Just after the first humans appeared on the Disc, wizards looked at their situation and said "bugger this". They blamed the Gods and waged war against them, using the magic lying around. They did so much damage that the Olden Ones intervened and made sure smaller and less powerful humans lived upon the Disc.
In the time of the Mage Wars, magic on the disc was generally much newer and more powerful than it is in the time of the Discworld Books. In this period of Wild Magic, it seems that any entity that had a penchant for gaining power could harness the plentiful and powerful Wild Magic. Early Mages could and would build entire structures out of pure magic, citadels of power as monuments to themselves. Other creatures, notably Noble dragons, Gods, and the Ice Giants, would make extensive use of the plentiful power. Envy and greed soon caused the powerful entities to turn on one another, forming alliances and then betraying them while using the Wild Magic to attack each other as well as providing formidable defenses against similar attacks. The resulting period of outright and total chaos and war caused the very geography of the Disc to be altered. Even today, areas of the Disc show the scars and after-effects of the magical war.
But the Wild Magic wasn't truly limitless; only a few sources that were able to actually create new magic existed, and some of these (especially The Sourcerers; eighth sons of powerful wizards, who were themselves eighth sons) were the center of some of the most intense fighting. Although Sourcerers were formidable beings, they were not actually immortal, and the endless attacks upon them inevitably caused their demise.
With the number of sources of new magic dwindling, the power began to dwindle. The Wild Magic became tame, recycled until it was but a shadow of its former might. The remaining Wizards formed the Unseen University, originally an institution for the teaching of magic, but later devoted to learning how NOT to use magic, lest the remaining power became even more watered down. Much of the Lore of Magic espoused by the UU is a direct result of the terrible Mage Wars. For example, the tradition that Wizards remain celibate is given the overt reason that sex somehow reduces a Wizard's magical prowess, but is really because the rise of a new Sourcerer is still possible, but the resultant influx of Wild Magic into the world and resultant magical warfare is too terrible to contemplate.

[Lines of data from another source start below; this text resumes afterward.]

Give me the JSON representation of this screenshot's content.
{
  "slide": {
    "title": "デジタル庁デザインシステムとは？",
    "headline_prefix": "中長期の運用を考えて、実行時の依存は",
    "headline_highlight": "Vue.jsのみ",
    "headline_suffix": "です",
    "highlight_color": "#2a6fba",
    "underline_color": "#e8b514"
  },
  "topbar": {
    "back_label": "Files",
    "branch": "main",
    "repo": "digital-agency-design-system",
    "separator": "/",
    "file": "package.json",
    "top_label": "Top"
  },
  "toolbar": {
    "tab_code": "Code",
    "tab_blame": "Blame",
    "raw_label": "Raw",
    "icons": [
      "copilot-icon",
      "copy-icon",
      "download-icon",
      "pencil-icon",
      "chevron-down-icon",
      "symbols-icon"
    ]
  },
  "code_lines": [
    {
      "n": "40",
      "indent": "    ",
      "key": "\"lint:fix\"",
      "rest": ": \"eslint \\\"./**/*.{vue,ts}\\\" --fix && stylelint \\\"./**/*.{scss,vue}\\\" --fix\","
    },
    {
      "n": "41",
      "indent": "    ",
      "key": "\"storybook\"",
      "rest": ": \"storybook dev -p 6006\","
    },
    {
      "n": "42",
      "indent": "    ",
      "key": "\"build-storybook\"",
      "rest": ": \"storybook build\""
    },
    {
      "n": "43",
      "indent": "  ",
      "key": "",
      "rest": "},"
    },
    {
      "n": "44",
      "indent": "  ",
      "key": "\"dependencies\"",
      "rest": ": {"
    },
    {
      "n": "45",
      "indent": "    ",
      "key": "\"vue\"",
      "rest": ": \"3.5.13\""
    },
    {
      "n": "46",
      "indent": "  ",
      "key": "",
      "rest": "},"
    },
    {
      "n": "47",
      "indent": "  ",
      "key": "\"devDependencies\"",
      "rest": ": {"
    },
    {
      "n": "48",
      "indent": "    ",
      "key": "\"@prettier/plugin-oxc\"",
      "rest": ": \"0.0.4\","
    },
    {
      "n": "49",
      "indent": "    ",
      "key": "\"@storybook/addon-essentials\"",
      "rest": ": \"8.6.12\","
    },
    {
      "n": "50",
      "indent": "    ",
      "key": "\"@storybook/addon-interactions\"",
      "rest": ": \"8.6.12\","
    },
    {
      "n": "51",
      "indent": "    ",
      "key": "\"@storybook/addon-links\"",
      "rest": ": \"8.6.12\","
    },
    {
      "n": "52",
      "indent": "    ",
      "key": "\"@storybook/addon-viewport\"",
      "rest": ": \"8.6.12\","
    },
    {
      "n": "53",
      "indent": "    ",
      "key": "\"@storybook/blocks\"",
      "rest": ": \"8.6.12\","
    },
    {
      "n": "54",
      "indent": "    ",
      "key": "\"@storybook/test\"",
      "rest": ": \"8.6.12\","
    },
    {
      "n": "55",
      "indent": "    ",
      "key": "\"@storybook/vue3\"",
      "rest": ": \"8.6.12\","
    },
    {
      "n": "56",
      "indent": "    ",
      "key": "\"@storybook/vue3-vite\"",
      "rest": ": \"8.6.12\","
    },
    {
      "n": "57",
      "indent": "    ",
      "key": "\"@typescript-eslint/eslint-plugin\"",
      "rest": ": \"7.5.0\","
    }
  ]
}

Some magical materials, like Sapient pearwood, owe their existence to the Mage Wars; they are found in places where early spells hit. These areas make reality change - Rincewind realises that they are in one in the The Colour of Magic when he flips seven coins; four land on edge and one turns into a caterpillar. The residual Magic in such areas causes the local flora, fauna and sometimes even the stones to have concentrations of still-powerful magic. This means that such materials are in high demand by Wizards, and artifacts made of them can be quite powerful indeed. However, the results can be unpredictable; The Luggage, which is made from Sapient Pearwood is a good example.